==== DATA LISTING ====

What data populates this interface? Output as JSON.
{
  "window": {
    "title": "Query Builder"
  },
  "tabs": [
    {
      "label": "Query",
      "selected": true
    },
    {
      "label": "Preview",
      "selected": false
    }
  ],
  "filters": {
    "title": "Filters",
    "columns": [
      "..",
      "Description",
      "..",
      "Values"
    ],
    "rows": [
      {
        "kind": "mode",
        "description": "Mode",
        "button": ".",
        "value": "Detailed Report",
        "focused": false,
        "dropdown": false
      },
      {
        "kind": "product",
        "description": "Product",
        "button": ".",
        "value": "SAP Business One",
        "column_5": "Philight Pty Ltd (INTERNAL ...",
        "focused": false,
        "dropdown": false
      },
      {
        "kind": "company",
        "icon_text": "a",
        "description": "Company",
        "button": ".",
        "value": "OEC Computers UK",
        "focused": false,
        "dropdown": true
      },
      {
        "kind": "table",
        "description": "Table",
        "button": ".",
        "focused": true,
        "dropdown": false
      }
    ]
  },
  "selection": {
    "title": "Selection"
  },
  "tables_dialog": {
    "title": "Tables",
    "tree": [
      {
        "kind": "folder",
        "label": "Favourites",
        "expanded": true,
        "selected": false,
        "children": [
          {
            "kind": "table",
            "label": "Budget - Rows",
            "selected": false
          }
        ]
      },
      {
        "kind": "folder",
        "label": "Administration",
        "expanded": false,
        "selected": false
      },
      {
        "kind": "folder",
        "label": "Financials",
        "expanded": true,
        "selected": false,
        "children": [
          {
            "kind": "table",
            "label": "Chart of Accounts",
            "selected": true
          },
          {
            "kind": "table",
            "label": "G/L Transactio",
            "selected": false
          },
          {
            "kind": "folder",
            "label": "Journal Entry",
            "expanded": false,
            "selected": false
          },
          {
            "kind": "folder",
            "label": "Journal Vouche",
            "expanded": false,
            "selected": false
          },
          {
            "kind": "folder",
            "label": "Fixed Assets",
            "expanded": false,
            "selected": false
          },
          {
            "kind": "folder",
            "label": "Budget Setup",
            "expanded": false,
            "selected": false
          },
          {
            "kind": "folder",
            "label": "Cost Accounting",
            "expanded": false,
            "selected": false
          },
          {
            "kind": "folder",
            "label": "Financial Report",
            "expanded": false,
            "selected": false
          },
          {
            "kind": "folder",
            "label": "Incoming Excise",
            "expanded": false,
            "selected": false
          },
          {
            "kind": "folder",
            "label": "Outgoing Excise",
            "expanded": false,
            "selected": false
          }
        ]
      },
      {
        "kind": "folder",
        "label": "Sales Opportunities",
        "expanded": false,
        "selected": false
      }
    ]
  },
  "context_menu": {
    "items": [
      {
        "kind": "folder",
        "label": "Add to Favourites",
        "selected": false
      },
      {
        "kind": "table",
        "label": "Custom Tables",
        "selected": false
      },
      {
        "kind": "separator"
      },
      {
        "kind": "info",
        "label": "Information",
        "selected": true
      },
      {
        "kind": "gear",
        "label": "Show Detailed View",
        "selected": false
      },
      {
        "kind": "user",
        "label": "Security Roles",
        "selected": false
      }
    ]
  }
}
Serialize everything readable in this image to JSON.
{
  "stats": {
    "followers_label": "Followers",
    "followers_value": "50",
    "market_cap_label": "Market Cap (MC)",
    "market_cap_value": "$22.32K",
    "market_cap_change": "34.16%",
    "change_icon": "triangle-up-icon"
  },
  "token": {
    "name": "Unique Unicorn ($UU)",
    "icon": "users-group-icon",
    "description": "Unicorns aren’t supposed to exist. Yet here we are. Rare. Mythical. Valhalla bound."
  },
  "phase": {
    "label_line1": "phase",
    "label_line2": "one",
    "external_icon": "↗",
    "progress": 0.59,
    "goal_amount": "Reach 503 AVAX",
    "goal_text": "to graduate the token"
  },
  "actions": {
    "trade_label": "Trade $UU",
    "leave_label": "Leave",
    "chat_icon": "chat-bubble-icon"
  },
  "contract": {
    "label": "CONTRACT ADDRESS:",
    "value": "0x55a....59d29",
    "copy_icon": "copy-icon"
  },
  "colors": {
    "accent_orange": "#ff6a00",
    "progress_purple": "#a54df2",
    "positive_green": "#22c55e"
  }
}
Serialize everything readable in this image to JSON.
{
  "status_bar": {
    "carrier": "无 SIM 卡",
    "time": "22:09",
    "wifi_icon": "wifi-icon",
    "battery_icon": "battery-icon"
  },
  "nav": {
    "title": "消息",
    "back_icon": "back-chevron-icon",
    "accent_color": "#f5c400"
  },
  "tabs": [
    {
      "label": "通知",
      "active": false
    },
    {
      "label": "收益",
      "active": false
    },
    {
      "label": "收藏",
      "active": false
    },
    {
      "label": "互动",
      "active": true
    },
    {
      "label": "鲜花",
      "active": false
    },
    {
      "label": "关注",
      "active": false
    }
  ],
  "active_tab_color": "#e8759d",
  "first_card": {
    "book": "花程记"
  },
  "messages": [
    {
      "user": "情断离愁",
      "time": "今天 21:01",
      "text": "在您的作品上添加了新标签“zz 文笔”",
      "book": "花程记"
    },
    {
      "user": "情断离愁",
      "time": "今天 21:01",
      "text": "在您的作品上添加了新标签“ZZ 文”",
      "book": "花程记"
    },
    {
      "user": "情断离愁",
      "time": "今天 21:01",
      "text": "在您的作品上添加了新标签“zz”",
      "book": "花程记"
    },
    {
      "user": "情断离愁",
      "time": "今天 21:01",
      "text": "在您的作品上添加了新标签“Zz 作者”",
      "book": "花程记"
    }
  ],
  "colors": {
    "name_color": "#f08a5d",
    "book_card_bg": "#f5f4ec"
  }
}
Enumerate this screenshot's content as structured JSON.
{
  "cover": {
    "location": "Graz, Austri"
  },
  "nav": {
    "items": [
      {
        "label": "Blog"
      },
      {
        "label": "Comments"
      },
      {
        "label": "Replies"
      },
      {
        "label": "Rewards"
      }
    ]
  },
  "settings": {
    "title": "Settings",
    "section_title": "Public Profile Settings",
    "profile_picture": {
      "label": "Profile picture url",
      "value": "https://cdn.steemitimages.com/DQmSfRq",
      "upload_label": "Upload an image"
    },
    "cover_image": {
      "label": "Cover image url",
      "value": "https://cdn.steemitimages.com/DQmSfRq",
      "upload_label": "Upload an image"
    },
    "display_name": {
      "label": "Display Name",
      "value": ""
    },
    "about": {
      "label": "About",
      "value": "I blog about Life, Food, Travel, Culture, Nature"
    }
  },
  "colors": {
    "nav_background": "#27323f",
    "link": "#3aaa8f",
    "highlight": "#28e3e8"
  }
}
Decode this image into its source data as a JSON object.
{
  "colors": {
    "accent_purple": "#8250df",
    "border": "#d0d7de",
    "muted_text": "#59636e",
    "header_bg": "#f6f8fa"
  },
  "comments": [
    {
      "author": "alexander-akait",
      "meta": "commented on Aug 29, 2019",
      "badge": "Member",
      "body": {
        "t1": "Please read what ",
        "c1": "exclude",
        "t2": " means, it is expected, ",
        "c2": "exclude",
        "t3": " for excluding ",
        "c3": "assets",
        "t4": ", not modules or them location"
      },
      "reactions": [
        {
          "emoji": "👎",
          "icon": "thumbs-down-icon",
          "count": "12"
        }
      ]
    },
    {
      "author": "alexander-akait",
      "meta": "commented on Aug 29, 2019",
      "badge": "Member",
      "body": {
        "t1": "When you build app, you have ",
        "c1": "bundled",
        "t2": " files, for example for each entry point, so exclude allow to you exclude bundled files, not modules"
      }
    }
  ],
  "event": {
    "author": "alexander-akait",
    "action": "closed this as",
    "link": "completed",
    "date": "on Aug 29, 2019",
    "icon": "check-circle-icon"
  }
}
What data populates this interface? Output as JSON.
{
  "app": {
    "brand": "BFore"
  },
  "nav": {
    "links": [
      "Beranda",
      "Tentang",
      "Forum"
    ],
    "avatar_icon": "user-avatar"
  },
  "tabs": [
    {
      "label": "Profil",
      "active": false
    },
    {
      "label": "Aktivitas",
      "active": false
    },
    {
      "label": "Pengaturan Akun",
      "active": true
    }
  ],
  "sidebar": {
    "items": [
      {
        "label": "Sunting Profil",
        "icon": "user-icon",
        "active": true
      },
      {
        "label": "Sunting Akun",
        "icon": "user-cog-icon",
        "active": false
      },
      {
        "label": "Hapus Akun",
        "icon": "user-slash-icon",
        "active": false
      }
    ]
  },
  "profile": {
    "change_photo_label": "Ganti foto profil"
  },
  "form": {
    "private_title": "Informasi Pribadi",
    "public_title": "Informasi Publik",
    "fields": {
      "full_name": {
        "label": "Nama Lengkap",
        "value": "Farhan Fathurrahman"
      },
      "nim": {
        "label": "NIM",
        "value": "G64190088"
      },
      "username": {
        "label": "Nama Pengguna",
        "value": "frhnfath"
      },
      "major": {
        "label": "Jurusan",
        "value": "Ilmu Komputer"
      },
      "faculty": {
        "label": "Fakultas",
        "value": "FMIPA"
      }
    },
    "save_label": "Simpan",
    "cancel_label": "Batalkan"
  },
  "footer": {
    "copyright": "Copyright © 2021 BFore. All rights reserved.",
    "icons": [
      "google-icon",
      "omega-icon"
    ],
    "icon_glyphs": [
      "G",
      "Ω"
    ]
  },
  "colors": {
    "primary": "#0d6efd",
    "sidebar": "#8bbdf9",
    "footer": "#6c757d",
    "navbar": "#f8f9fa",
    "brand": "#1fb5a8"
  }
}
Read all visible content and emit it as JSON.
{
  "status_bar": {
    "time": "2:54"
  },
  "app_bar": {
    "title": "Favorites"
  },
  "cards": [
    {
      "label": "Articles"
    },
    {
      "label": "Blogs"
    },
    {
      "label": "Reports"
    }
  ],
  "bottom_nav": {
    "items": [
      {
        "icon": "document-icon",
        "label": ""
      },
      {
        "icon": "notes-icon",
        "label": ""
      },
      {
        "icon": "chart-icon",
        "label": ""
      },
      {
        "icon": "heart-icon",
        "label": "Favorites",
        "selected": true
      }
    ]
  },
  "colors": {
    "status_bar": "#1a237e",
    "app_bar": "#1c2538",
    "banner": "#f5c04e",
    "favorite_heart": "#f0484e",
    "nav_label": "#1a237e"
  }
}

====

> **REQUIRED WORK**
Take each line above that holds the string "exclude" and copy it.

> **ANSWER SPACE**
        "c1": "exclude",
        "c2": "exclude",
        "t2": " files, for example for each entry point, so exclude allow to you exclude bundled files, not modules"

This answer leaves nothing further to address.